Using "glyph" as the search string, find the matching lines below and copy them.

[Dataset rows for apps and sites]
━━━━━━━━━━
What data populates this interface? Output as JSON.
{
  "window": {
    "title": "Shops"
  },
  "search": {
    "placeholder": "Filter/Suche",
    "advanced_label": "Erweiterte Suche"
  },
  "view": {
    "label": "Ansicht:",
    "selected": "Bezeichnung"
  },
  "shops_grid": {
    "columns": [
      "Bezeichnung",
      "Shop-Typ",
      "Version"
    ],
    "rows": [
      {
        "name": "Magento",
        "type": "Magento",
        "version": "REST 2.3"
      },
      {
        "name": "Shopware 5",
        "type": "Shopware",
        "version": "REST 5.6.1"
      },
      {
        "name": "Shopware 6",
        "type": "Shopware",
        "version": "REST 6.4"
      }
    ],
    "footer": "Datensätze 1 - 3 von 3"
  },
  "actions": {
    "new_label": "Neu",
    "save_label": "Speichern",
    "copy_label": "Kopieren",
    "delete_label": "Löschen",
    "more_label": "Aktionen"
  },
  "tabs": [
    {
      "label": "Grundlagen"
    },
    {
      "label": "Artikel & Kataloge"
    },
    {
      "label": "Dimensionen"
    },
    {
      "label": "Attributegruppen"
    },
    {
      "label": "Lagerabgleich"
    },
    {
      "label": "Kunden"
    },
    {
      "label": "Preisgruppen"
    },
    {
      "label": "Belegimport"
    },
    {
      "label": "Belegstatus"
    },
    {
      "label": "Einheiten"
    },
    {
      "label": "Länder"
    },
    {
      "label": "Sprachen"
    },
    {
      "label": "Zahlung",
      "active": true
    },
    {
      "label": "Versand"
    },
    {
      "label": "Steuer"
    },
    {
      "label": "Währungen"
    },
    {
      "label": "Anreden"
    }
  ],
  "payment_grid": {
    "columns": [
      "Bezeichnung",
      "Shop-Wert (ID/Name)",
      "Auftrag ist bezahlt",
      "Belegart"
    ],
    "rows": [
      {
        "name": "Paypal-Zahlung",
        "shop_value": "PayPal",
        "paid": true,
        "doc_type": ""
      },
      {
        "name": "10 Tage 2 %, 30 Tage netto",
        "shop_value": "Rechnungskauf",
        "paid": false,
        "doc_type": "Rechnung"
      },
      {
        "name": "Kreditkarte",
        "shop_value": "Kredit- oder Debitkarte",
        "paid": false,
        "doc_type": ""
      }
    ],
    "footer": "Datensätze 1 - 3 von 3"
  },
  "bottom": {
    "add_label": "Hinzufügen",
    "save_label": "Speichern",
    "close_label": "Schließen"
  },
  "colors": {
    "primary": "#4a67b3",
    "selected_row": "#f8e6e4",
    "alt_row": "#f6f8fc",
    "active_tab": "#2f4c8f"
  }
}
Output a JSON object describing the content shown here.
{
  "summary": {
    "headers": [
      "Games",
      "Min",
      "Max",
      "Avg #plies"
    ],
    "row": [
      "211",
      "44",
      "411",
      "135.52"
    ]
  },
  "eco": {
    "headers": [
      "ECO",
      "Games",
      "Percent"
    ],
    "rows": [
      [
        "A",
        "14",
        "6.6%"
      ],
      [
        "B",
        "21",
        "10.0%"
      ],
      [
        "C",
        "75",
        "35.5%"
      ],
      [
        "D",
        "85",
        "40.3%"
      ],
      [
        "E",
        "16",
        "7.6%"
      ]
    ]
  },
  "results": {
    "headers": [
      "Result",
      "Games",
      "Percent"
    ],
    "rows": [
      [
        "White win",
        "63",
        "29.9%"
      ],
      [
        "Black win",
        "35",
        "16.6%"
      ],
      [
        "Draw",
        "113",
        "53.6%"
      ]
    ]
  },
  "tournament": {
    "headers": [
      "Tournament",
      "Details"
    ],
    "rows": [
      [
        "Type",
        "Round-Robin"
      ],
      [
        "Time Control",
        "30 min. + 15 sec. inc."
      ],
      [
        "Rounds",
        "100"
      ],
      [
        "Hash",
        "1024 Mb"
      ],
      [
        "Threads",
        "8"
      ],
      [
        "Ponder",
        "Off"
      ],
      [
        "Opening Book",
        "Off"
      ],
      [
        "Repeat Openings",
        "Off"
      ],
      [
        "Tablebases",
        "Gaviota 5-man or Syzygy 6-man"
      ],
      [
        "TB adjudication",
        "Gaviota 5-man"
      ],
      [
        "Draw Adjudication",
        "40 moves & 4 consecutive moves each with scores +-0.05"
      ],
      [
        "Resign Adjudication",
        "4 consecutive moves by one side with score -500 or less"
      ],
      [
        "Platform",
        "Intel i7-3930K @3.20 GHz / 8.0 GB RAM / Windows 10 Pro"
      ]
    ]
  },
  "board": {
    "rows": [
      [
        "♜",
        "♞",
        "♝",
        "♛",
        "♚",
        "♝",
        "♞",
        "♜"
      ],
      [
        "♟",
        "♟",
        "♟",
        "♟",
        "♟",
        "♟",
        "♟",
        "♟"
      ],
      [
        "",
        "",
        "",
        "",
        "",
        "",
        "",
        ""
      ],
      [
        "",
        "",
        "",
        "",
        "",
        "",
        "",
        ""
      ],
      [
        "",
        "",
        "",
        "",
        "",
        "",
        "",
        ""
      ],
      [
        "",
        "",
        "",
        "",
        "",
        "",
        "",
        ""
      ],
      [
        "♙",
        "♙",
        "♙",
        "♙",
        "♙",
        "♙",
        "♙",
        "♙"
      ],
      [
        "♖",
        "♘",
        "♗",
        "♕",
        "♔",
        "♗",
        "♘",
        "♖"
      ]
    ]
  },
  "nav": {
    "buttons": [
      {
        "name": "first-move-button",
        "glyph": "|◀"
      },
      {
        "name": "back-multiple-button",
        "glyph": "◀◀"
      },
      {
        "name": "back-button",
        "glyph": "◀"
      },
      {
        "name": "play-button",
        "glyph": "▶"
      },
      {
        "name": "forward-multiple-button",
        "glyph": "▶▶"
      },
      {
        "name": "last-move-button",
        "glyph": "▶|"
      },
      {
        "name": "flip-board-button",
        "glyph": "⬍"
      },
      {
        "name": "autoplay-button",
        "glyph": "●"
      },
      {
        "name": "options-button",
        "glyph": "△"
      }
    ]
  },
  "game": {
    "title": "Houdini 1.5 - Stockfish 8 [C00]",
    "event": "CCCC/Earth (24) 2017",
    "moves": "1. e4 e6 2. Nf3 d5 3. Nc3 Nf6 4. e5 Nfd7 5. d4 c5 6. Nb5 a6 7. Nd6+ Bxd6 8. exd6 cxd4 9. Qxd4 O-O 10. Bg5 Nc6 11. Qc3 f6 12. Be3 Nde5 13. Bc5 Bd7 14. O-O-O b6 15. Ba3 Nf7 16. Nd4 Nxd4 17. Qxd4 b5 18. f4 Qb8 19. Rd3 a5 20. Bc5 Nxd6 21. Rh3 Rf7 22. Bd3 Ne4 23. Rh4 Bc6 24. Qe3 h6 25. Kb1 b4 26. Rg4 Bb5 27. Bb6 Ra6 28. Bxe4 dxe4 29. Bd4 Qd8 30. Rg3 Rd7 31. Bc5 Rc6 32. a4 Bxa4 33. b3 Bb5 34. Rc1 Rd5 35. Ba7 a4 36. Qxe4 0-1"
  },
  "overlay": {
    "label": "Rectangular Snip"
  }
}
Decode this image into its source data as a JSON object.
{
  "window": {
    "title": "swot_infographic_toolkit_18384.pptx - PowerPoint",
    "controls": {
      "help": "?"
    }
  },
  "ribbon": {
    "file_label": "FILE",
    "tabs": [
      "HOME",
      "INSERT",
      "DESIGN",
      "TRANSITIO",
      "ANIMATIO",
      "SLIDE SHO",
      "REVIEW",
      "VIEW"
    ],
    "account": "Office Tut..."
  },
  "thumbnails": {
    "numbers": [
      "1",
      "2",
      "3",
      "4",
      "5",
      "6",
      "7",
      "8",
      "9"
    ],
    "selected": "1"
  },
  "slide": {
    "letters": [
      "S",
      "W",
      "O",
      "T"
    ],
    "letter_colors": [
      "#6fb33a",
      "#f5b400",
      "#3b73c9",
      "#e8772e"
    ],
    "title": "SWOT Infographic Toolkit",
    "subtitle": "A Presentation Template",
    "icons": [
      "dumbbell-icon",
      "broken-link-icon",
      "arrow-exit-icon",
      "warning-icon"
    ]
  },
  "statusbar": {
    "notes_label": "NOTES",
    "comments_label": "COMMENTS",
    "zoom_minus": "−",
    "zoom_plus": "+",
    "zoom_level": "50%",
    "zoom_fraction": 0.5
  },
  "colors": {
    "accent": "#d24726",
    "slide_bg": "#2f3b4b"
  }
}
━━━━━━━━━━
[ANSWER TO THIS PROBLEM]
        "glyph": "|◀"
        "glyph": "◀◀"
        "glyph": "◀"
        "glyph": "▶"
        "glyph": "▶▶"
        "glyph": "▶|"
        "glyph": "⬍"
        "glyph": "●"
        "glyph": "△"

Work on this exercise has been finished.